On Hockey column: Secondary scoring must step up for Bruins to make a real push – The Salem News
BOSTON — It was a near-perfect scenario for a natural born goal scorer like Ryan Donato.
St. Louis Blues defenseman Joel Edmundson coughed the puck up as he attempted to break it out of his zone 11-and-a-half minutes into Thursday night’s game against the Bruins at TD Garden. Forechecking on the play, the 22-year-old Donato pounced on the loose disc at the top of the near circle and bore in unimpeded on goaltender Jake Allen. Donato had time to deke the netminder or force him out of his crease; instead, he fired off a 20-foot snapshot from the slot that Allen easily absorbed for the save.
For the time being, the secondary scoring woes that have plagued the Bruins of late continued.
But on this night, which ultimately resulted in a 5-2 victory, that would change.
One evening removed from being a healthy scratch for the first time in a dozen years, David Backes tipped home a Zdeno Chara power play slapshot from the point late in the second period, giving the 34-year-old just his second goal in the last 15 games and his fifth of the season.
Then, five-and-a-half minutes into the third period, bottom six plugger Chris Wagner took an up-ice feed from checking line pivot Jakob Forsbacka-Karlsson, got behind a Blues defender and beat Allen with a nifty deke-and-tuck, giving Boston the lead for good. Dependable fourth line center Sean Kuraly added an empty netter in the final minute.

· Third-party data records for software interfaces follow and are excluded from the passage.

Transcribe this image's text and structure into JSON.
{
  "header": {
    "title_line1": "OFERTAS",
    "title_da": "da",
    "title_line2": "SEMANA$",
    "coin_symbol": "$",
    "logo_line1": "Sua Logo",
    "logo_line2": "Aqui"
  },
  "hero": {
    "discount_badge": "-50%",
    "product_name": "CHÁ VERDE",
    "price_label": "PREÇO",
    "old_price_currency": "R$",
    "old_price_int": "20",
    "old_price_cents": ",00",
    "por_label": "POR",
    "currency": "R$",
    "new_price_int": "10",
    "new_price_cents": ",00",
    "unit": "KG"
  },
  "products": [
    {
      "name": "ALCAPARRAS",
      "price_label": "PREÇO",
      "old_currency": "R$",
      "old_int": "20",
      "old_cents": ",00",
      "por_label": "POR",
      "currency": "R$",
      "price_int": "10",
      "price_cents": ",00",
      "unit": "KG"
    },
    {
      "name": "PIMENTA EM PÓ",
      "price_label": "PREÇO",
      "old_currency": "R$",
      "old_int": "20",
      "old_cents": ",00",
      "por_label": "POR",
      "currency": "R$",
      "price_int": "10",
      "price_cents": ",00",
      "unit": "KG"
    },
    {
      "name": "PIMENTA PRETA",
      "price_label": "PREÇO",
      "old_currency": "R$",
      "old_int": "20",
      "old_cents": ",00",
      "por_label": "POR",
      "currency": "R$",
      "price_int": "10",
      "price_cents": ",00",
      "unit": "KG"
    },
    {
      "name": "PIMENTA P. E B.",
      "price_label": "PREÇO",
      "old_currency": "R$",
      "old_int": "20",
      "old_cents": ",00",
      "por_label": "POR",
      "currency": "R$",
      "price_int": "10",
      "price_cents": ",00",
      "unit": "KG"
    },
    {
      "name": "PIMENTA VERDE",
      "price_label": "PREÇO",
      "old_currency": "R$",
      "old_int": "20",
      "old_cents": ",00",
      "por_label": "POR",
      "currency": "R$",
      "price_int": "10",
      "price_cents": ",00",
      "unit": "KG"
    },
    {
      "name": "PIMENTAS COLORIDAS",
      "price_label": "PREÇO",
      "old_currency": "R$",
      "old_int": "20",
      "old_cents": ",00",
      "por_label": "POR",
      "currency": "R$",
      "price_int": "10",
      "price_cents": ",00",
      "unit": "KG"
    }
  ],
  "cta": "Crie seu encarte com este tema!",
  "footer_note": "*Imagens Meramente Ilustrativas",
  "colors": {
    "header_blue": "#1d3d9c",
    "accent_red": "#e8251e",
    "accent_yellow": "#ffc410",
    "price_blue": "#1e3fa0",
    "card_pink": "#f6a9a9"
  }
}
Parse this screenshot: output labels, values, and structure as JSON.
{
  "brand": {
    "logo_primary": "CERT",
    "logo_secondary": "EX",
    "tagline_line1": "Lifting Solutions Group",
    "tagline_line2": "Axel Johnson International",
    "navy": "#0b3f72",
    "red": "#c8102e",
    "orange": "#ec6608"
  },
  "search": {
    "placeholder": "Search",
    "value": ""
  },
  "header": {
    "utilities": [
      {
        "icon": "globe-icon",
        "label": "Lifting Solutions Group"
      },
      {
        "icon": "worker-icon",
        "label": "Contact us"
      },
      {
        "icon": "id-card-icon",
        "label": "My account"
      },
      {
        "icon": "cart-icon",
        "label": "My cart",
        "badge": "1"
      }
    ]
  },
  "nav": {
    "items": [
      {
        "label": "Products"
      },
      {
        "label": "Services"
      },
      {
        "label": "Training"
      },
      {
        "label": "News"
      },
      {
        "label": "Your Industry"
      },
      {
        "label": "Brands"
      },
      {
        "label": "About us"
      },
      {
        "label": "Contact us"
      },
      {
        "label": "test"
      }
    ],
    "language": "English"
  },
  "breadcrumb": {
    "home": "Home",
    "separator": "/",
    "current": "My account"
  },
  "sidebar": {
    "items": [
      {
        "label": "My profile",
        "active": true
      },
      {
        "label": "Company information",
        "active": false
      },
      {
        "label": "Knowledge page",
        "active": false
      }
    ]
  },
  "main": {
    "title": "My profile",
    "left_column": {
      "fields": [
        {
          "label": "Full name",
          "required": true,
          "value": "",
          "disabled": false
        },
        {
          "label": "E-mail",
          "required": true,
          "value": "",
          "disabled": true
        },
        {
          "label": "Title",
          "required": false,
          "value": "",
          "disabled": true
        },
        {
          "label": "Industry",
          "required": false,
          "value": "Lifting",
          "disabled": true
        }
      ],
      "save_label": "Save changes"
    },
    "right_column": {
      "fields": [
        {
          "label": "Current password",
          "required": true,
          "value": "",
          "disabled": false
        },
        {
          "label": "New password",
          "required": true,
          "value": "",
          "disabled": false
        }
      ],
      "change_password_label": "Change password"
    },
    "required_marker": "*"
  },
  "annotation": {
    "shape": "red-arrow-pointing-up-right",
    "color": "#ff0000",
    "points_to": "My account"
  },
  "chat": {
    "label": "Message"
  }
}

Scoring from guys in Black and Gold sweaters not named Brad Marchand, Patrice Bergeron and David Pastrnak has been lacking, particularly of late. Part of the reasoning behind that is just how talented Boston’s top trio is; their 59 goals represent nearly 42 percent of the team’s 141 tallies to date. They combine to score big goals, late goals, power play goals, momentum-changing goals and any other type of goal you can think of.
The rest of the team’s forwards, however, have had a difficult time lifting some of that scoring burden off of them. And until the Bruins can develop a second (and even third) line they can comfortably throw over the boards and look for scoring punch from, their long term outlook will be the hockey equivalent of horseshoes and hand grenades; close, but no cigar.
Besides the above-mentioned threesome, only two Bruins have double digit goals this winter: Jake DeBrusk, who has netted 14 playing almost exclusively on the second line, and his primary center, David Krejci, who has 10 while playing in all 48 of Boston’s games to date.
Finding a suitable forward who can stick with DeBrusk and Krejci and find chemistry with them has been an ongoing source of frustration for the Bruins. The latest addition is Peter Cehlarik, a 22-year-old Slovakian left wing when netted a pair of goals Wednesday night in Philadelphia after being called up from the Providence Bruins. (The duo both assisted on Boston’s first goal Thursday night, with Krejci threading a pass to defenseman Torey Krug cutting through the slot early in the second period).
In the last month alone, the Bruins have rotated a half-dozen forwards in that role on the second line, looking for the right mix. In addition to Cehlarik, Danton Heinen, Kuraly and the currently injured Joakim Nordstrom have had auditions at left wing, while David Backes and Donato have ridden with DeBrusk and Krejci on the starboard side.
No matter who’s there, there hasn’t been consistent offense generated. Both Heinen and Donato have one goal and one assist over their last 10 games; Forsbacka-Karlsson now has three assists over the last dozen games as a third or fourth liner; Nordstrom was held off the scoresheet for the last six games before suffering a fibula fracture during the Winter Classic; and it’s important to point out that half of Krejci’s 10 goals came when he was filling in for an injured Bergeron, benefiting from feathery feeds from Pastrnak and Bergeron.
The most maligned member is one of the team’s nicest guys, Backes. A lightning rod for criticism because of his a.) $6 million annual salary, which he’ll be paid for another two years after this one, and b.) his old-school ways in an ever-increasing faster NHL, So last night’s goal, in which he parked himself in the slot and took a pounding before getting his stick blade on Chara’s shot, was both timely for the team and the man himself.
It was a good night for the Bruins, what with their four goals scored over the last 24 minutes while playing their third game in four nights.
There will be even better nights ahead if the forwards slotted 4th-through-12th in the lineup can find a way to chip in with more regularity, similar to what they achieved Thursday night.
Phil Stacey, the Executive Sports Editor of The Salem News, covers the Boston Bruins for CNHI Sports Boston. Contact him at firstname.lastname@example.org and follow him on Twitter @PhilStacey_SN